“They say your style of life’s a drag
And that you must go other places
But just don’t you feel too bad
When you get fooled by smiling faces”
Every time I go back to New York, I am hit with a profound and echoing sense of longing. I don’t know if it’s my need for variety and visual stimulation, for movement and excitement, but breathing in the very air around me (not breathing it in too closely, in some cases!) fills a need in me that I can barely express. And the sounds! And the accents! And the people! As I say very often, “I love my city!” And when I go back “home” to Michigan, I always feel like I’m leaving a part of me behind.
When I was in college, I came close to going “home” several times. I graduated six months early in large part because I just had to be back to New York. When I moved back to Michigan at the end of 1999, it began as a life-or-death situation, but ended up being a better decision than I knew I was making at the time. I often describe it by saying, “life is easier in Michigan.” If I’m feeling particularly sorry for myself, I will tell people that I tried to live in NYC and that the city “chewed me up and spit me out”, which is sometimes how I feel about it, even now.
I tried to come home just over a year ago. God said “not yet”, and then He said “no”. And every time I’m back, I return (home?!) to my boring midwestern life and wonder if I’ll ever get “home” to NY again.
Last weekend , a friend asked me why I wanted to be back in NYC so badly. I was hard-pressed to find the words to express what I was feeling . . . I could only say that I didn’t want to have to say that I am “from” Michigan . . . that I didn’t want to lose my “New York-ness”. Here in the Northern Bible Belt, where it doesn’t matter if my clothes are in style, it’s just so easy to become apathetic . . . and mostly, I fear losing my identity; I fear no longer being a “real” New Yorker.

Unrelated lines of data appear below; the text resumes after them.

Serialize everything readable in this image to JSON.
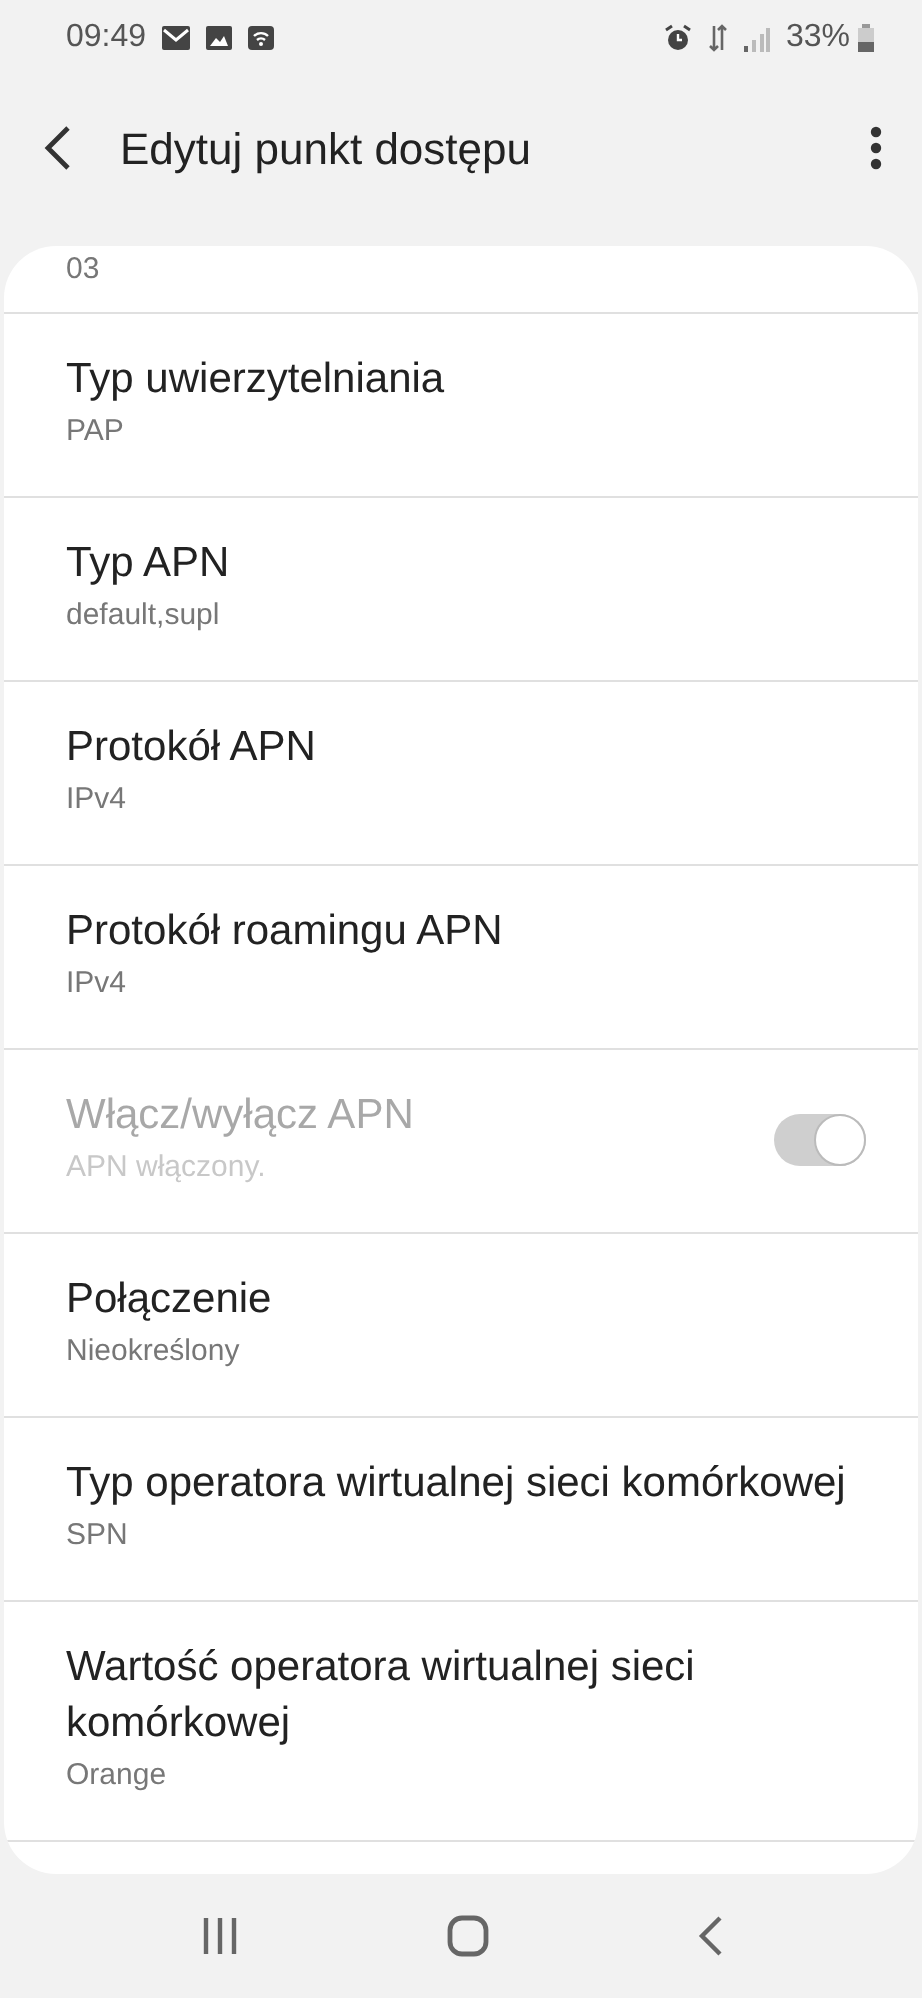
{
  "status_bar": {
    "time": "09:49",
    "battery": "33%"
  },
  "header": {
    "title": "Edytuj punkt dostępu"
  },
  "items": [
    {
      "kind": "value",
      "value": "03",
      "disabled": false
    },
    {
      "kind": "value",
      "title": "Typ uwierzytelniania",
      "value": "PAP",
      "disabled": false
    },
    {
      "kind": "value",
      "title": "Typ APN",
      "value": "default,supl",
      "disabled": false
    },
    {
      "kind": "value",
      "title": "Protokół APN",
      "value": "IPv4",
      "disabled": false
    },
    {
      "kind": "value",
      "title": "Protokół roamingu APN",
      "value": "IPv4",
      "disabled": false
    },
    {
      "kind": "switch",
      "title": "Włącz/wyłącz APN",
      "value": "APN włączony.",
      "disabled": true,
      "on": true
    },
    {
      "kind": "value",
      "title": "Połączenie",
      "value": "Nieokreślony",
      "disabled": false
    },
    {
      "kind": "value",
      "title": "Typ operatora wirtualnej sieci komórkowej",
      "value": "SPN",
      "disabled": false
    },
    {
      "kind": "value",
      "title": "Wartość operatora wirtualnej sieci komórkowej",
      "value": "Orange",
      "disabled": false
    }
  ]
}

I think it’s a self-esteem thing, too. Can I feel good about myself if I’m constantly reminded that I couldn’t handle living in NY? Maybe it doesn’t matter to anybody else, but to me it does. I feel like I’ve lost a part of my identity, and I don’t have the confidence that I’ll ever get that back. I certainly don’t want to go back to Staten Island; I had that choice at the end of 1999, and saw Grand Rapids as the lesser of two evils. But do I need to learn to “settle” for Grand Rapids, to accept that this is my life now? I don’t know. I can accept that this is where I am *now*; I’m just not sure that I can see it as “forever”. I literally dread the time when I will have to say that I have lived in Michigan longer than I have lived in NY. I’m more than a dozen years away from that point, but as the song goes, “I’m only afraid that my dreams will betray me, and I’ll never get home again.”
What is not an option, to the extent that I can help it, would be for me to move elsewhere. When I first came to Grand Rapids, I immediately saw that the problem was that pieces of my heart were in two places. I can barely fathom the idea of tearing my heart into even smaller pieces, and leaving pieces of myself in yet another place. The first spring break I spent back in NY, I dreamed that Grand Rapids was located where New Jersey was. Ever since then, I have wished that I could take the map and fold it up like the back cover of Mad Magazine, and bring those pieces of my heart close enough to each other that it wouldn’t hurt so much. So although I cannot say what God might do, it is hard for me to think beyond these two options.
I suppose that, for now, I just have to be where I am, and try not to tie my self-esteem up with the choice of living in this “uncool” place living an unexciting life. Unexciting as it may be, it’s enough to exhaust me, and it’s where I am right now. and if this world is truly not my home, then perhaps this sense of homesickness will be my companion until the day I reach that final home. I’m told that in that place, my angst will cease. It’s hard to imagine, but intriguing nonetheless.